Kelleher’s shenanigans were certainly entertaining, but it was his focus on going the extra mile for customers and cost discipline that created the loudest signal. Skilling’s lip service to risk management and code of ethics made for nice promotional videos, but he actually rewarded crazy risk-taking. And groups of humans are hard-wired to absorb these signals from authority figures and do their damnedest to conform to them.
Herb Kelleher was a bit of a wild man. And despite being the grand marshal of LUV, he definitely wasn’t a saint. Ultimately he, like Skilling and countless founders and CEOs before and after him, built his company the way only he could. Southwest’s model is well known, having been the subjects of several books countless articles; yet companies that have attempted to copy Southwest’s strategy have by and large failed. You can pretend to be someone else. But in the end, you can only be yourself.
Southwest’s culture isn’t wholly unique. There are other companies, such as Costco or The Container Store, for whom similar stories could be told. But these stories are not hagiographies—they are the stories of people who knew what they were like, and knew how to create clear cultures from their own behaviors.
Good cultures don’t have to originate with caring about people. Cultures that provide competitive advantage can be formed from many different attributes, including those often thought of negatively. For instance, transparency is en vogue in many corners of the corporate world these days, yet Phil Knight built a lively, tattooed culture based on his penchant for abrasive bluntness and secrecy. “It was a holy mission, you know, to “swoosh” the world,” stated one long-serving employee. “We were Knight’s crusaders. We would have died on the cross.”
There have been many examples of successful cultures of all different types. Many of these companies have been profiled in a wealth of articles and even best-selling books. But ultimately those books succumb to the pressures to tell leaders and HR executives how to change themselves, or how to run a canned play to match other’s performance. In the end, we just end up with more failed people and failed companies.
Those books, and the conventional wisdom about culture and business performance, miss the point. There is no one right way. There are just people being people. There are many ways for human beings to approach the world, and therefore there are many, many ways to set up a company culture.
Jeff Skilling could have built a company culture based on what he was like that would still be standing. If he had recognized his aspirations as distinct from the reality of who he was, he would have been more attuned to his blind spots. He could have designed the company in such a way that the Andy Fastow’s of the world would not have had unlimited leeway to ruin people’s lives in the name of commercial innovation. Skilling could have created clear signals through both his pronouncements and behaviors that everyone in the company understood. The various divisions and groups within the company could have amplified these signals. And those who didn’t fit in would have figured it out with much less pain.

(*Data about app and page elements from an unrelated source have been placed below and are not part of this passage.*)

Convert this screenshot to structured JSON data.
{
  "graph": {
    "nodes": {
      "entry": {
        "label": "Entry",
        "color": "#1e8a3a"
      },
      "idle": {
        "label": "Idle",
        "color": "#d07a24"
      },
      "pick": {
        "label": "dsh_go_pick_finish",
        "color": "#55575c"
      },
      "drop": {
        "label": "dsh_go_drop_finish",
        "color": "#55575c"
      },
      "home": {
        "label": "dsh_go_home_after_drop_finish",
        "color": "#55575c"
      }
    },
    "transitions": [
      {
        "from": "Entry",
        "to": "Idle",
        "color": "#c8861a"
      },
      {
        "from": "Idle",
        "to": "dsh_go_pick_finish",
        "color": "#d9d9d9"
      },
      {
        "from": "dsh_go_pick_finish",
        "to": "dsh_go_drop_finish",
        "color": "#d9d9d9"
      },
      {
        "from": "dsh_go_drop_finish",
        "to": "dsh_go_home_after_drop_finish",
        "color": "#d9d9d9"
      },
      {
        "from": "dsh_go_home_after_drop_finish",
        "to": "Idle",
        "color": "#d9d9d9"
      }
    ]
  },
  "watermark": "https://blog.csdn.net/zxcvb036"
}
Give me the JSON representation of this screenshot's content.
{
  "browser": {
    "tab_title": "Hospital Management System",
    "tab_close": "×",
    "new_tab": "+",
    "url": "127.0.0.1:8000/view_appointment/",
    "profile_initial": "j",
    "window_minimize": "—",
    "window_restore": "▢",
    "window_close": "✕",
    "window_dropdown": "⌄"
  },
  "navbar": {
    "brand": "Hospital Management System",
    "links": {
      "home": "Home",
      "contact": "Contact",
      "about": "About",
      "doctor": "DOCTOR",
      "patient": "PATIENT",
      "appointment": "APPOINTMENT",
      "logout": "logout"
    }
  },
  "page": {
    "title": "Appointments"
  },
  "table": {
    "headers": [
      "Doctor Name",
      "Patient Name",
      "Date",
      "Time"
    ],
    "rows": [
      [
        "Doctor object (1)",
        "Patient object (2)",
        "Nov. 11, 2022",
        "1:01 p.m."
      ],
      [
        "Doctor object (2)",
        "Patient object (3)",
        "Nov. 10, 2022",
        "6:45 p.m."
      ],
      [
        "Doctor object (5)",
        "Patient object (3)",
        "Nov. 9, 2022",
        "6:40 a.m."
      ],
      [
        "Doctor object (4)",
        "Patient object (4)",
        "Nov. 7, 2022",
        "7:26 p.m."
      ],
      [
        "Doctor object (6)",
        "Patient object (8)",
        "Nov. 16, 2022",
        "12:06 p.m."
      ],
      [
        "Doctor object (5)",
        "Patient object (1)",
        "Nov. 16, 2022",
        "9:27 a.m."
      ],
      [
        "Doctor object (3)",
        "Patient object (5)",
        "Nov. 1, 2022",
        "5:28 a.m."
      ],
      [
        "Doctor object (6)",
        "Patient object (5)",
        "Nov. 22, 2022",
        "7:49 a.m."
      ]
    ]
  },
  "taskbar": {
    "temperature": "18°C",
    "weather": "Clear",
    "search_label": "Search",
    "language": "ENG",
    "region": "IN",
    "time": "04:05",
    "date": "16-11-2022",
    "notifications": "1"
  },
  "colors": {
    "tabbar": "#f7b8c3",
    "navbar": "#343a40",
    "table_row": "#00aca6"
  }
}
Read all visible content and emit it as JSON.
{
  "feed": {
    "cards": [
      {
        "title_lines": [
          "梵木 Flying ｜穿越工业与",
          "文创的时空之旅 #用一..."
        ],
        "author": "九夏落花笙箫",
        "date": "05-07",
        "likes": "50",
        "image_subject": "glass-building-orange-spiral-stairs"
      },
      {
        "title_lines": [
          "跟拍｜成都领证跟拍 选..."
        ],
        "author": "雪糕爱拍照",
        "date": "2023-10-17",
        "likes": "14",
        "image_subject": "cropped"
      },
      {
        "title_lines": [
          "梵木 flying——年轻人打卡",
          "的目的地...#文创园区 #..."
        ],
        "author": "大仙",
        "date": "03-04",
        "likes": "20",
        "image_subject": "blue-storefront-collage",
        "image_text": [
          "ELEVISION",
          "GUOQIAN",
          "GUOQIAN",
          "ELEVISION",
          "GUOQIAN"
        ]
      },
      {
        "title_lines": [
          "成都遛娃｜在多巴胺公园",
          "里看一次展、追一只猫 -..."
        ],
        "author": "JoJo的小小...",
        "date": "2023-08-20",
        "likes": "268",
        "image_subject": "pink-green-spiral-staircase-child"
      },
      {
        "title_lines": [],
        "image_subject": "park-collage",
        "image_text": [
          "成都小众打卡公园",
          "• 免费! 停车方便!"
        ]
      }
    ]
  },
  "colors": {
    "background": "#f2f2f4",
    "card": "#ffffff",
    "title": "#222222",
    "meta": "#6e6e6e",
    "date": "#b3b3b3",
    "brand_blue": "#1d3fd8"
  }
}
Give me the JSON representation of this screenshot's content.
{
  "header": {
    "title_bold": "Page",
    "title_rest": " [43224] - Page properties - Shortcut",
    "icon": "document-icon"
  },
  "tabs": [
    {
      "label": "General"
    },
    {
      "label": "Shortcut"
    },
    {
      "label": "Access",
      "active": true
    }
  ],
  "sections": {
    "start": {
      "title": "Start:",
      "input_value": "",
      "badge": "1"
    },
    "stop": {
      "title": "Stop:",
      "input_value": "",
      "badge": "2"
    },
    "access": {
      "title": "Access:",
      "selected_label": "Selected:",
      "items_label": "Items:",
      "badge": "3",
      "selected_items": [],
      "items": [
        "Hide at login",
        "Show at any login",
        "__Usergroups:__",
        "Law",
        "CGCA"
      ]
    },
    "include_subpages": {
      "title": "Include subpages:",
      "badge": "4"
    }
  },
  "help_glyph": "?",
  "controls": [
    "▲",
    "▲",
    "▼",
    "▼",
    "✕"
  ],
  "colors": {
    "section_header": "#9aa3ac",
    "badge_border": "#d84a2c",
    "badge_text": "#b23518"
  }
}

In the end, culture is context. And context is what people are good at. No one is good at swimming in a swamp. If leaders don’t understand the integral role they play in shaping culture, and pay conscious attention to how their actions develop and nurture it, then no amount of pretty value statements and fancy market strategies will create the results they want or prevent the catastrophes they fear.
You can fly like Southwest. Or you can die like Enron. It’s really just the culture.
Authors: Trevor Hunter, Jeff Hunter, Bud Bhattacharyya